Cuba has successfully contained a potential second surge of coronavirus infections and will lift lockdown restrictions for Havana, authorities said Wednesday.
With just one fatality reported for every 100,000 people — compared to more than 2,190 for each 100,000 in the United States — Cuba has fared better than many much more affluent nations thanks to its universal health care system.
Of just over 5,500 infections that have been reported to date, more than 90 percent were detected through aggressive contact tracing, according to Reuters. The country also enforces strict isolation policies for anyone who gets sick, at times placing whole city blocks under quarantine, and punishes social distancing and mask violations with steep fines.
After easing restrictions in June and allowing life on the island to get back to normal, however, Cuba again saw an uptick in cases in August. Most were concentrated in Havana, prompting authorities to shut down schools and public transportation, impose nightly curfews beginning at 7 p.m. and block people from leaving the city. On Wednesday, Havana governor Reinaldo García Zapata said that the measures had helped reduce the city’s infection rate to 0.87 percent, Reuters reported.
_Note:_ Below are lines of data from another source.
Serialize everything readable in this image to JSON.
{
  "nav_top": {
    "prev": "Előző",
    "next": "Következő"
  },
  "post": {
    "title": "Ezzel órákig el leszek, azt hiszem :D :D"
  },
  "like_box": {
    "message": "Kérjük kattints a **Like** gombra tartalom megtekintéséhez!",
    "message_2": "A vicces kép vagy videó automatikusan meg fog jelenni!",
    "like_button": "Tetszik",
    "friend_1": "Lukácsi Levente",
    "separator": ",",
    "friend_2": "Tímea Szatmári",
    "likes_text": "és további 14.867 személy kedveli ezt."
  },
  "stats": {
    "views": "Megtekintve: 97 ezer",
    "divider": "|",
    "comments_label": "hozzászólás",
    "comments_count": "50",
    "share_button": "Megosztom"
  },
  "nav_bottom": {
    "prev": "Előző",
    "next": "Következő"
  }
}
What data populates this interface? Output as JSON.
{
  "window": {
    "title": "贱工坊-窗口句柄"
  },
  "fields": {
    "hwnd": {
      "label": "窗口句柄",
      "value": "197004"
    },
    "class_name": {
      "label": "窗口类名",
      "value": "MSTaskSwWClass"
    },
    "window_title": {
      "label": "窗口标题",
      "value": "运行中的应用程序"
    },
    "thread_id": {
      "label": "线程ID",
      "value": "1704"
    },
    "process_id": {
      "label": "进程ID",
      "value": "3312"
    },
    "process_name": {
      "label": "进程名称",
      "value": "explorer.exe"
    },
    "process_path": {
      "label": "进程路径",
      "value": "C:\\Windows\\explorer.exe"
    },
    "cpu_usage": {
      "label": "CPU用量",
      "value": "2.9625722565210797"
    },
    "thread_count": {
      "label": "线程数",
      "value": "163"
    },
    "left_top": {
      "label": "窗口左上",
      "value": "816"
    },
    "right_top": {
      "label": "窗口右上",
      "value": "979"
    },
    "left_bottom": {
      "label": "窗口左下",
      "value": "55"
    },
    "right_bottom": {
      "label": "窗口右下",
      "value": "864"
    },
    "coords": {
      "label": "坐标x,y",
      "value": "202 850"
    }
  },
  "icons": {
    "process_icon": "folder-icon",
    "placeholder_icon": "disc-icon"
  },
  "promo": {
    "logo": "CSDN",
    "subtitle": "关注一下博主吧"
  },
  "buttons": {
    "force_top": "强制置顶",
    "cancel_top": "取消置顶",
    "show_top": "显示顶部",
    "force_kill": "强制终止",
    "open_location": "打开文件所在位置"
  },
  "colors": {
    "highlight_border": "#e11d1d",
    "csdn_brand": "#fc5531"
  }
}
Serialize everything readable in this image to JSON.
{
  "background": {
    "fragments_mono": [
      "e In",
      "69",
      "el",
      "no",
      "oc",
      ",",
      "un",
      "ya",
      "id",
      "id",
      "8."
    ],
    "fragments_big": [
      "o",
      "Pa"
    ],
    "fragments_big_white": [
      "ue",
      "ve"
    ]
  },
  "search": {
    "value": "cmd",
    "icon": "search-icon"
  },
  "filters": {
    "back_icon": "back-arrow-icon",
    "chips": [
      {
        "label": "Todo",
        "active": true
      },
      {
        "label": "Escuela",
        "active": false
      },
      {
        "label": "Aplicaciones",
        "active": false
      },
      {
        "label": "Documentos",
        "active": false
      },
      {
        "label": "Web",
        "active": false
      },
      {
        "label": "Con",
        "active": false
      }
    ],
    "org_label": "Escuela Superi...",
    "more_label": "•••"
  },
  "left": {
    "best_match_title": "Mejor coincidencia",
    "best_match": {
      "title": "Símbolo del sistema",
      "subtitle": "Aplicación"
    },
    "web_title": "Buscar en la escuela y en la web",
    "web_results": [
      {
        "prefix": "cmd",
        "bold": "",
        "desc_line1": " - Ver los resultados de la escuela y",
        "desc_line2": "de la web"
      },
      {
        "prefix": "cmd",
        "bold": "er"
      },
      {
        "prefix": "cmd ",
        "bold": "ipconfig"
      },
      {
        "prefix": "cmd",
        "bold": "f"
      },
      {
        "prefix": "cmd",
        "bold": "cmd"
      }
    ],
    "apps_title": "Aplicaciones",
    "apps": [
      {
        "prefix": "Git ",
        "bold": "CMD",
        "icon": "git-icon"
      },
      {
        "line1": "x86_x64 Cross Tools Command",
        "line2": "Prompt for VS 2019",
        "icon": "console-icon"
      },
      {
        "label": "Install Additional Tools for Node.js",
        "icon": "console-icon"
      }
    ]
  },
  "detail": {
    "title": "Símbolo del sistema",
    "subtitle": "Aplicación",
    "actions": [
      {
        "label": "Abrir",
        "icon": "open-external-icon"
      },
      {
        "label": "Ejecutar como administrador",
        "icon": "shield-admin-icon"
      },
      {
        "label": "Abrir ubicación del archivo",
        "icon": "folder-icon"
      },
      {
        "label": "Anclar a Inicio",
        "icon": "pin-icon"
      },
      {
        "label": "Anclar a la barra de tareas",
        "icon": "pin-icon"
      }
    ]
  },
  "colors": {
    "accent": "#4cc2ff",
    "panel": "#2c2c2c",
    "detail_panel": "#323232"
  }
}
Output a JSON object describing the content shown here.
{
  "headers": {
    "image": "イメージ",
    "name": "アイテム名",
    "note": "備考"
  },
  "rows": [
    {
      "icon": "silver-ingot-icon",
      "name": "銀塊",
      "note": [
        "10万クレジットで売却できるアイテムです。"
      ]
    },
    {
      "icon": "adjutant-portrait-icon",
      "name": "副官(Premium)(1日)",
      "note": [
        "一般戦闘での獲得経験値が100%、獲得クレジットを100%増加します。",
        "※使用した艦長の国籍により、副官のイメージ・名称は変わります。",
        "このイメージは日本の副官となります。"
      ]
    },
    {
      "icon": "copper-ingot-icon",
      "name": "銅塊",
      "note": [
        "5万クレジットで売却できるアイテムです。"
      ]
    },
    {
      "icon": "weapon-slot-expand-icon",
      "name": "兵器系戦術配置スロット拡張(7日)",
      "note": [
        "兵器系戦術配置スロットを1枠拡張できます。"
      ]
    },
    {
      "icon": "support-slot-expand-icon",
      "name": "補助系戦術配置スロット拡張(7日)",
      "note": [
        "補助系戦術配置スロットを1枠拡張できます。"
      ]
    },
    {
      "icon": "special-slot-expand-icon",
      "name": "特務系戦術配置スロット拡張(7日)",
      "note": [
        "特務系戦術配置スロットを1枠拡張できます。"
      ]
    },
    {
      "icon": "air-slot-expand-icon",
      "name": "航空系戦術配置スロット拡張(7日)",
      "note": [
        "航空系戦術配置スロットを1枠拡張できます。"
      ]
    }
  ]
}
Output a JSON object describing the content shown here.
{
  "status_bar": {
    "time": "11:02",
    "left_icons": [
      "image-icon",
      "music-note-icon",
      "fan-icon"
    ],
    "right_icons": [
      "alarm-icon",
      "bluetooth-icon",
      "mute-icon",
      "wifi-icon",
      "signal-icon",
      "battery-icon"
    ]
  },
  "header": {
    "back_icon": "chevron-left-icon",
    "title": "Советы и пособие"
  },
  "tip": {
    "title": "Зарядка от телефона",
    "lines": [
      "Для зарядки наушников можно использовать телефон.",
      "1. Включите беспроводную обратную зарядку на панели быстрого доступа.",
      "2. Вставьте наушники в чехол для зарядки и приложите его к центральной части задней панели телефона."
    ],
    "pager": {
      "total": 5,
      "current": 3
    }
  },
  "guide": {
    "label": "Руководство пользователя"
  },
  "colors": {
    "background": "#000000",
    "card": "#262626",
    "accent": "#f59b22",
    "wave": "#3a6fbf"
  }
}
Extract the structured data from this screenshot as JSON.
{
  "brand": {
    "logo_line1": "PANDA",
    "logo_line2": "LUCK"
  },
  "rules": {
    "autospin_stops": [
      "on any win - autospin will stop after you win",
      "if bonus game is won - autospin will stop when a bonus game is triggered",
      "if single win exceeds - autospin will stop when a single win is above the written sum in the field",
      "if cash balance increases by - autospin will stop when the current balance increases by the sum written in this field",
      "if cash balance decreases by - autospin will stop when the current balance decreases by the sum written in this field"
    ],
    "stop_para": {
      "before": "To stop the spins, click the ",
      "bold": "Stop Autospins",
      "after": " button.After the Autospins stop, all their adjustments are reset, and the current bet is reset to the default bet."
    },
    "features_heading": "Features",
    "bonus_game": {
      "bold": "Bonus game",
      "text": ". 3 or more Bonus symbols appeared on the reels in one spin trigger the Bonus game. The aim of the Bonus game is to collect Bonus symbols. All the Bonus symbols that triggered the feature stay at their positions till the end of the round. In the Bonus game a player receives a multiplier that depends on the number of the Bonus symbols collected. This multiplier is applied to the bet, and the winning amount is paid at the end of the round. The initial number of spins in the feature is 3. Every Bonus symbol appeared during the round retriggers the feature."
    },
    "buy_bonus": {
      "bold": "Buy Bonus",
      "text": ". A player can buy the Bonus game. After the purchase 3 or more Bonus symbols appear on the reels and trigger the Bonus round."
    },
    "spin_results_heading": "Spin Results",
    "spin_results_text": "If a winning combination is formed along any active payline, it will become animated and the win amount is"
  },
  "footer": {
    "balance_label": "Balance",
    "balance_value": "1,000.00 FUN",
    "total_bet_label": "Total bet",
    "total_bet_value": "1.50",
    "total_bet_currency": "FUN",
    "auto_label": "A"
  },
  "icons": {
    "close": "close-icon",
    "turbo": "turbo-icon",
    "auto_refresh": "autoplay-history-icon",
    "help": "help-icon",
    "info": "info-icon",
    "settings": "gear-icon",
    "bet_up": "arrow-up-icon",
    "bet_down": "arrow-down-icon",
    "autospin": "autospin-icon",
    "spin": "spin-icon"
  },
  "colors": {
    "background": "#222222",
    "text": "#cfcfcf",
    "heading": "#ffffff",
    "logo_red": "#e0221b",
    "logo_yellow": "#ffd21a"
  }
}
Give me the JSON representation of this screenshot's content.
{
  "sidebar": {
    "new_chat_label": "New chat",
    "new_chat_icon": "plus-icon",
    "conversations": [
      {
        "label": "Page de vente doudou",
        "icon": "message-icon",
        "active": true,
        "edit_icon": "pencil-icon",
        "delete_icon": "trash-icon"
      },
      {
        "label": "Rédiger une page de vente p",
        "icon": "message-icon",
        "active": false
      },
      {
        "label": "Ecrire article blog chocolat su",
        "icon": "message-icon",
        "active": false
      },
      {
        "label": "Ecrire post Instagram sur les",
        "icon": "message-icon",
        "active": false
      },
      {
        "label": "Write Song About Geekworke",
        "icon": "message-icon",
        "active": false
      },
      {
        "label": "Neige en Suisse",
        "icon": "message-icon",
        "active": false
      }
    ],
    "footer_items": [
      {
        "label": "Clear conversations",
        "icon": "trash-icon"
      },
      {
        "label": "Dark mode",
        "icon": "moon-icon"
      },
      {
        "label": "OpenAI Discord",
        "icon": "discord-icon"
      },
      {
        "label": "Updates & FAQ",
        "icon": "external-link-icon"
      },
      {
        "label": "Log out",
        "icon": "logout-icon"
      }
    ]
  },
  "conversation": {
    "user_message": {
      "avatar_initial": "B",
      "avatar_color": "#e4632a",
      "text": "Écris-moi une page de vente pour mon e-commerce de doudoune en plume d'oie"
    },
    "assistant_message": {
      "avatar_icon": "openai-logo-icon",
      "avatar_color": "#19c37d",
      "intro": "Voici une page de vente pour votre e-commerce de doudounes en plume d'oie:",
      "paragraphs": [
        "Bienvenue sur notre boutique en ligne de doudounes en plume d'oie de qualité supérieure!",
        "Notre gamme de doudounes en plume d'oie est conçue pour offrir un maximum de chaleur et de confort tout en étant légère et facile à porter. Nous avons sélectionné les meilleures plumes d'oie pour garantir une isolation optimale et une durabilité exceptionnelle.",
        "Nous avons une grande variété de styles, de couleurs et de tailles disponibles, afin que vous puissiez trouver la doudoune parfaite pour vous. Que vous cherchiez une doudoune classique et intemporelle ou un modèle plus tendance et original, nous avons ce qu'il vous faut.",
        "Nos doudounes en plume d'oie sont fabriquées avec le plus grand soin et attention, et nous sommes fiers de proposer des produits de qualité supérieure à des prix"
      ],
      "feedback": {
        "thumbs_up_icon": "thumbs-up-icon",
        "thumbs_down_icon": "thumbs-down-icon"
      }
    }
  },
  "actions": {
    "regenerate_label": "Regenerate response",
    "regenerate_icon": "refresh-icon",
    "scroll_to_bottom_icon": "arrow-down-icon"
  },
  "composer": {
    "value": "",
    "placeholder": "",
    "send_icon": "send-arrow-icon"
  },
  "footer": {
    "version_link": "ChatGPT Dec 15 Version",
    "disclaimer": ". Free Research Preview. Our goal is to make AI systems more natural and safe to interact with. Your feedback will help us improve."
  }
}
Cuba has been deploying its doctors on medical missions to nearly 40 countries during the pandemic, an arrangement that in some cases has generated much-needed funds. Already weakened by U.S. sanctions, the collapse of tourism has left the country facing one of its worst food shortages in decades.